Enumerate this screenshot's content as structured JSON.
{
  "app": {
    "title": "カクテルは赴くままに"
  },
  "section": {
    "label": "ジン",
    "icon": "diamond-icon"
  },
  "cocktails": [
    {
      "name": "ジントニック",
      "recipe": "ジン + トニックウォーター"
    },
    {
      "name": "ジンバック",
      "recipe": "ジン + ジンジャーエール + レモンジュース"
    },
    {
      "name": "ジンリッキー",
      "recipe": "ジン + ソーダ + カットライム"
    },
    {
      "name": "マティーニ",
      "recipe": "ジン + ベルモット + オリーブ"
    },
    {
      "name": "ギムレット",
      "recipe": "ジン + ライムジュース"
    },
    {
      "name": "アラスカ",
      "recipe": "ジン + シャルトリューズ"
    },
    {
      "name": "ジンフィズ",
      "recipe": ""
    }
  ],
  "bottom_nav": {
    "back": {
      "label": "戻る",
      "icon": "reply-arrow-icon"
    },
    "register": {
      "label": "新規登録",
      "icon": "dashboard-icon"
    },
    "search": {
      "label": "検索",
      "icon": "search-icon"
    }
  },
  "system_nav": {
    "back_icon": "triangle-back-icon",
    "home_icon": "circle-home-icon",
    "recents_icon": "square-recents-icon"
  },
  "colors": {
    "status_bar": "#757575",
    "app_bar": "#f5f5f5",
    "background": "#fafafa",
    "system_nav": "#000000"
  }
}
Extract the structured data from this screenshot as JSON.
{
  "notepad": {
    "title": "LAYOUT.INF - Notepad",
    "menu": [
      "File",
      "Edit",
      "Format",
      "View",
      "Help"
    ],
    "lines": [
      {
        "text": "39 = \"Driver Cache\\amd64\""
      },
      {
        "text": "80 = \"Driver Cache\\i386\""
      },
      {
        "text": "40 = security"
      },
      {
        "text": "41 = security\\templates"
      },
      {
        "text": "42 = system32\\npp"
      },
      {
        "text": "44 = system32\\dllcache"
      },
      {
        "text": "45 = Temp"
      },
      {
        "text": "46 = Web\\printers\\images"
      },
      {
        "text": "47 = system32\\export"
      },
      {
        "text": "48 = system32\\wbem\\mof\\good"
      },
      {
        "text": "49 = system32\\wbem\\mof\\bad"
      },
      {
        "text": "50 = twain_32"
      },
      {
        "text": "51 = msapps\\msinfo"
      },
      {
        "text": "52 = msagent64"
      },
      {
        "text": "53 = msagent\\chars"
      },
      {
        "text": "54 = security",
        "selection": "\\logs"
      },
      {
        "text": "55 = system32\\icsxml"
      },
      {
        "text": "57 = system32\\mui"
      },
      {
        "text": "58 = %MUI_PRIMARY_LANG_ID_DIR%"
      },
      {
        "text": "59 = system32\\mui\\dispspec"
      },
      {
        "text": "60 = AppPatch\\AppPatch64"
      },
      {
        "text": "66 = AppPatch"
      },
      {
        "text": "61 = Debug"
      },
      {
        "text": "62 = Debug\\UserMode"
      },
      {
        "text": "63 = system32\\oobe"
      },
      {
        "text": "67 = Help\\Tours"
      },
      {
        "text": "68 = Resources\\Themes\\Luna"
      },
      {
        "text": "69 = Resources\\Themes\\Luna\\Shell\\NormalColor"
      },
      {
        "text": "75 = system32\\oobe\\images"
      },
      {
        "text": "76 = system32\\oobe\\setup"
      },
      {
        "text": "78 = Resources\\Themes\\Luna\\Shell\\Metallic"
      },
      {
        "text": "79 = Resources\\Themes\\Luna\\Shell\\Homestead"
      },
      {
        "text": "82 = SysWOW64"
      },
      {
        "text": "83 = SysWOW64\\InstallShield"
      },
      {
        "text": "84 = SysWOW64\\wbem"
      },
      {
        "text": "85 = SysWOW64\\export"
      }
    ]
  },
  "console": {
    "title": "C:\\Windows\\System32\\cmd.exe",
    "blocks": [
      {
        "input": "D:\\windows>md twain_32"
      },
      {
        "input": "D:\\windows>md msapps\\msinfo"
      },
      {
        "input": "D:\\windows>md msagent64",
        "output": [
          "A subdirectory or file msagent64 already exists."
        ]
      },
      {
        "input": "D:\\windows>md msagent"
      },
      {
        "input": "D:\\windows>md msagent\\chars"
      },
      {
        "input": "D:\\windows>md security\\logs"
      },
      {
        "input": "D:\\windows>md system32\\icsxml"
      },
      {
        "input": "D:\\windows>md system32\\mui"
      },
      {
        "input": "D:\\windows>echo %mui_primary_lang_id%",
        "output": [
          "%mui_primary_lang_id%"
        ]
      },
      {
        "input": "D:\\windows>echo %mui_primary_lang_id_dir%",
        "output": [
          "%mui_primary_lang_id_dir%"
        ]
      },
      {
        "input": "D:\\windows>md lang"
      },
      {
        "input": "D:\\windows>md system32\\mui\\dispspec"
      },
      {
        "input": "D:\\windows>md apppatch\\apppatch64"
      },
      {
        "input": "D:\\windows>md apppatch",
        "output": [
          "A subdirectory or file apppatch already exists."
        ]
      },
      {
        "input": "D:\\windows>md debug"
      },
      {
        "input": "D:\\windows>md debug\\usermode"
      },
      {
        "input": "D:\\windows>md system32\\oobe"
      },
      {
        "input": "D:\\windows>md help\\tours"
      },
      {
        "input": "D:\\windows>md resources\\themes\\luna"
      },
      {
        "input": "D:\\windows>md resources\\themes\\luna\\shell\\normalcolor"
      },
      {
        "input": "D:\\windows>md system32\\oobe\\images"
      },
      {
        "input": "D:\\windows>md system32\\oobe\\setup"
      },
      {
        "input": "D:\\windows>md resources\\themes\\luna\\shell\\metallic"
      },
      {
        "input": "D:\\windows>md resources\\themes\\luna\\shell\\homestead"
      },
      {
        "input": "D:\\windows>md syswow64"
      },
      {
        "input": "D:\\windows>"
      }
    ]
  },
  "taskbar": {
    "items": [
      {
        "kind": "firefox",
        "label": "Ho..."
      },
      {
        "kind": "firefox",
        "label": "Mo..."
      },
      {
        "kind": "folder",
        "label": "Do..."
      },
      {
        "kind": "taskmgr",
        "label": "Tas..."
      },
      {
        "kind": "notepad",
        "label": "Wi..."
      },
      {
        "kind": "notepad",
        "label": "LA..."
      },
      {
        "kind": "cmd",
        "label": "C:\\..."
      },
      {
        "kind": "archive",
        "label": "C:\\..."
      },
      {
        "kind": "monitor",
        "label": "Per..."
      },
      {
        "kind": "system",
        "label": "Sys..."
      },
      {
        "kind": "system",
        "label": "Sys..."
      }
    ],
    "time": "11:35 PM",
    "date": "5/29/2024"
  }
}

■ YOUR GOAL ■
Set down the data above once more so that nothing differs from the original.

■ ANSWER TO THIS EXERCISE ■
Enumerate this screenshot's content as structured JSON.
{
  "app": {
    "title": "カクテルは赴くままに"
  },
  "section": {
    "label": "ジン",
    "icon": "diamond-icon"
  },
  "cocktails": [
    {
      "name": "ジントニック",
      "recipe": "ジン + トニックウォーター"
    },
    {
      "name": "ジンバック",
      "recipe": "ジン + ジンジャーエール + レモンジュース"
    },
    {
      "name": "ジンリッキー",
      "recipe": "ジン + ソーダ + カットライム"
    },
    {
      "name": "マティーニ",
      "recipe": "ジン + ベルモット + オリーブ"
    },
    {
      "name": "ギムレット",
      "recipe": "ジン + ライムジュース"
    },
    {
      "name": "アラスカ",
      "recipe": "ジン + シャルトリューズ"
    },
    {
      "name": "ジンフィズ",
      "recipe": ""
    }
  ],
  "bottom_nav": {
    "back": {
      "label": "戻る",
      "icon": "reply-arrow-icon"
    },
    "register": {
      "label": "新規登録",
      "icon": "dashboard-icon"
    },
    "search": {
      "label": "検索",
      "icon": "search-icon"
    }
  },
  "system_nav": {
    "back_icon": "triangle-back-icon",
    "home_icon": "circle-home-icon",
    "recents_icon": "square-recents-icon"
  },
  "colors": {
    "status_bar": "#757575",
    "app_bar": "#f5f5f5",
    "background": "#fafafa",
    "system_nav": "#000000"
  }
}
Extract the structured data from this screenshot as JSON.
{
  "notepad": {
    "title": "LAYOUT.INF - Notepad",
    "menu": [
      "File",
      "Edit",
      "Format",
      "View",
      "Help"
    ],
    "lines": [
      {
        "text": "39 = \"Driver Cache\\amd64\""
      },
      {
        "text": "80 = \"Driver Cache\\i386\""
      },
      {
        "text": "40 = security"
      },
      {
        "text": "41 = security\\templates"
      },
      {
        "text": "42 = system32\\npp"
      },
      {
        "text": "44 = system32\\dllcache"
      },
      {
        "text": "45 = Temp"
      },
      {
        "text": "46 = Web\\printers\\images"
      },
      {
        "text": "47 = system32\\export"
      },
      {
        "text": "48 = system32\\wbem\\mof\\good"
      },
      {
        "text": "49 = system32\\wbem\\mof\\bad"
      },
      {
        "text": "50 = twain_32"
      },
      {
        "text": "51 = msapps\\msinfo"
      },
      {
        "text": "52 = msagent64"
      },
      {
        "text": "53 = msagent\\chars"
      },
      {
        "text": "54 = security",
        "selection": "\\logs"
      },
      {
        "text": "55 = system32\\icsxml"
      },
      {
        "text": "57 = system32\\mui"
      },
      {
        "text": "58 = %MUI_PRIMARY_LANG_ID_DIR%"
      },
      {
        "text": "59 = system32\\mui\\dispspec"
      },
      {
        "text": "60 = AppPatch\\AppPatch64"
      },
      {
        "text": "66 = AppPatch"
      },
      {
        "text": "61 = Debug"
      },
      {
        "text": "62 = Debug\\UserMode"
      },
      {
        "text": "63 = system32\\oobe"
      },
      {
        "text": "67 = Help\\Tours"
      },
      {
        "text": "68 = Resources\\Themes\\Luna"
      },
      {
        "text": "69 = Resources\\Themes\\Luna\\Shell\\NormalColor"
      },
      {
        "text": "75 = system32\\oobe\\images"
      },
      {
        "text": "76 = system32\\oobe\\setup"
      },
      {
        "text": "78 = Resources\\Themes\\Luna\\Shell\\Metallic"
      },
      {
        "text": "79 = Resources\\Themes\\Luna\\Shell\\Homestead"
      },
      {
        "text": "82 = SysWOW64"
      },
      {
        "text": "83 = SysWOW64\\InstallShield"
      },
      {
        "text": "84 = SysWOW64\\wbem"
      },
      {
        "text": "85 = SysWOW64\\export"
      }
    ]
  },
  "console": {
    "title": "C:\\Windows\\System32\\cmd.exe",
    "blocks": [
      {
        "input": "D:\\windows>md twain_32"
      },
      {
        "input": "D:\\windows>md msapps\\msinfo"
      },
      {
        "input": "D:\\windows>md msagent64",
        "output": [
          "A subdirectory or file msagent64 already exists."
        ]
      },
      {
        "input": "D:\\windows>md msagent"
      },
      {
        "input": "D:\\windows>md msagent\\chars"
      },
      {
        "input": "D:\\windows>md security\\logs"
      },
      {
        "input": "D:\\windows>md system32\\icsxml"
      },
      {
        "input": "D:\\windows>md system32\\mui"
      },
      {
        "input": "D:\\windows>echo %mui_primary_lang_id%",
        "output": [
          "%mui_primary_lang_id%"
        ]
      },
      {
        "input": "D:\\windows>echo %mui_primary_lang_id_dir%",
        "output": [
          "%mui_primary_lang_id_dir%"
        ]
      },
      {
        "input": "D:\\windows>md lang"
      },
      {
        "input": "D:\\windows>md system32\\mui\\dispspec"
      },
      {
        "input": "D:\\windows>md apppatch\\apppatch64"
      },
      {
        "input": "D:\\windows>md apppatch",
        "output": [
          "A subdirectory or file apppatch already exists."
        ]
      },
      {
        "input": "D:\\windows>md debug"
      },
      {
        "input": "D:\\windows>md debug\\usermode"
      },
      {
        "input": "D:\\windows>md system32\\oobe"
      },
      {
        "input": "D:\\windows>md help\\tours"
      },
      {
        "input": "D:\\windows>md resources\\themes\\luna"
      },
      {
        "input": "D:\\windows>md resources\\themes\\luna\\shell\\normalcolor"
      },
      {
        "input": "D:\\windows>md system32\\oobe\\images"
      },
      {
        "input": "D:\\windows>md system32\\oobe\\setup"
      },
      {
        "input": "D:\\windows>md resources\\themes\\luna\\shell\\metallic"
      },
      {
        "input": "D:\\windows>md resources\\themes\\luna\\shell\\homestead"
      },
      {
        "input": "D:\\windows>md syswow64"
      },
      {
        "input": "D:\\windows>"
      }
    ]
  },
  "taskbar": {
    "items": [
      {
        "kind": "firefox",
        "label": "Ho..."
      },
      {
        "kind": "firefox",
        "label": "Mo..."
      },
      {
        "kind": "folder",
        "label": "Do..."
      },
      {
        "kind": "taskmgr",
        "label": "Tas..."
      },
      {
        "kind": "notepad",
        "label": "Wi..."
      },
      {
        "kind": "notepad",
        "label": "LA..."
      },
      {
        "kind": "cmd",
        "label": "C:\\..."
      },
      {
        "kind": "archive",
        "label": "C:\\..."
      },
      {
        "kind": "monitor",
        "label": "Per..."
      },
      {
        "kind": "system",
        "label": "Sys..."
      },
      {
        "kind": "system",
        "label": "Sys..."
      }
    ],
    "time": "11:35 PM",
    "date": "5/29/2024"
  }
}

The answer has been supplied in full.